A few weeks ago my friend went into the hospital to get help for ongoing back trouble and discovered that what he also had was pancreatic cancer. It was already very advanced and aggressive and had spread to his liver. He came home from the hospital a week before Christmas. Two days before Christmas he died.
The day of the funeral I'd been on a steady intake of Starbucks so that my brain would be too amped-up and twitchy to think about what was actually going on. I'd been driving his car, in part, because mine was in the shop and his family was incredibly kind to insist that I use it. Getting in his car to run my last errand before I headed to the church, I went to find a cup-holder for my upteenth cup of coffee. There wasn't one, so I reached back to set it in the open compartment between the front seats. The compartment contained something of his that I didn't want to accidentally get coffee on, so I pulled it out and put it on the passenger seat. It was his picture ID badge for work. There was his little face smirking up at me and looking nothing like the person I'd just seen wither away over the past few days. All of my efforts of caffinated distraction were suddenly futile and things went steadily downhill from there.
Downhill because, as it turns out, I am often slow to process things. In bad situations I feel shock and sadness but in the beginning am oddly able to keep it under control and go about doing what I need to get done. While most normal people are letting their feelings out in smaller, more manageable increments I, apparently unconsciously, save all of mine for later. Like for when I'm dressed up and wearing make-up and there are lots of people around to wonder if I need to be medicated.
In the preparations for the funeral it was mentioned that I might be one of the people interested in giving a remembrance during the service. My immediate response to that notion was "no." I felt guilty saying it but knew that standing in front of a crowd of people like that was not something I was capable of and that someone else would do a much better job. It turned out that I was right on both counts. Had I been brave enough to do it, this is what I would have said.
.........................Eddie and I met as co-workers ten-ish years ago at one of the historic mansions in Nashville. We staffed weddings and receptions and banquets and things. He was hilarious and the events we worked together always seemed to go by much faster than I wanted them to.
My favorite memory of him will always be of us working a wedding where the two families and most of the guests were professional ballroom dancers.

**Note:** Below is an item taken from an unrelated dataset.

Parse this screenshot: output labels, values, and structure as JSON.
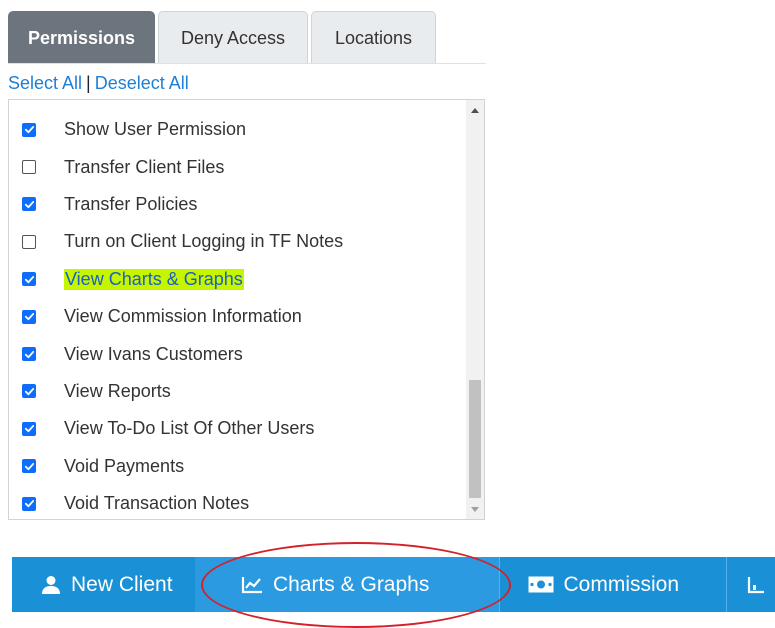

During the reception they took it upon themselves to expand the dance floor, trapping Eddie and myself in the gift shop. It was a humid summer night and we were tired and punchy and surrounded by all things grand and old and Southern. The situation screamed for a veranda and something with bourbon, but we settled for putting on our best drawls and quoting the classics. Classics being Steel Magnolias, North and South (that awful miniseries from 80's) and entire episodes of Designing Women. Eddie could recite one of Julia's tirades or imitate Suzanne Sugarbaker like no one else. One of our mutual favorite episodes being when Suzanne wanted to be Diana Ross in the fundraiser / talent show. I laughed myself sick that night and have yet to see a commercial for Dancing with the Stars and been able to keep a straight face.
Later, Eddie and I were neighbors. When I bought my house I was thrilled to discover that he lived one street over. Always considerate, he came over with wine to celebrate my first night as a homeowner. Over the years we would exchange the occasional covered dish, neighborhood gossip and tales of home improvement projects gone awry.
More recently we were drinking buddies. We found ourselves part of a group of people that meets at a neighborhood bar on Fridays. Most of the group is made up of couples so we would occasionally exchange emails earlier in the day to see if we would be the other's date that night.
One Friday we discovered our mutual love of the TV show Lost and would often spend a good portion of those evenings sharing theories and rehashing the week's episode. I still don't know quite what my faith or theory is on the afterlife, but I do know that whatever it is, Eddie's first order of business was to find out what the hell is going on on that damn island and is quite pleased he found out before I did.
We were never friends who spent every spare minute together or shared every secret, but we were good friends who knew we could depend on and call the other if we ever needed anything. I was able to spend one night at his house after he came back from the hospital. We stayed up late playing gin and listening to music. Well... to be more accurate... we sat with cards in our hands as he was too doped-up on morphine to really play and the music was really mostly just him trying to talk me into liking Celine Dion.
In fact, Eddie would probably tell me the only thing that could make this post about him any better would be a nice video montage of Celine Dion. Well, we all know that's not going to happen, but hopefully this will do instead.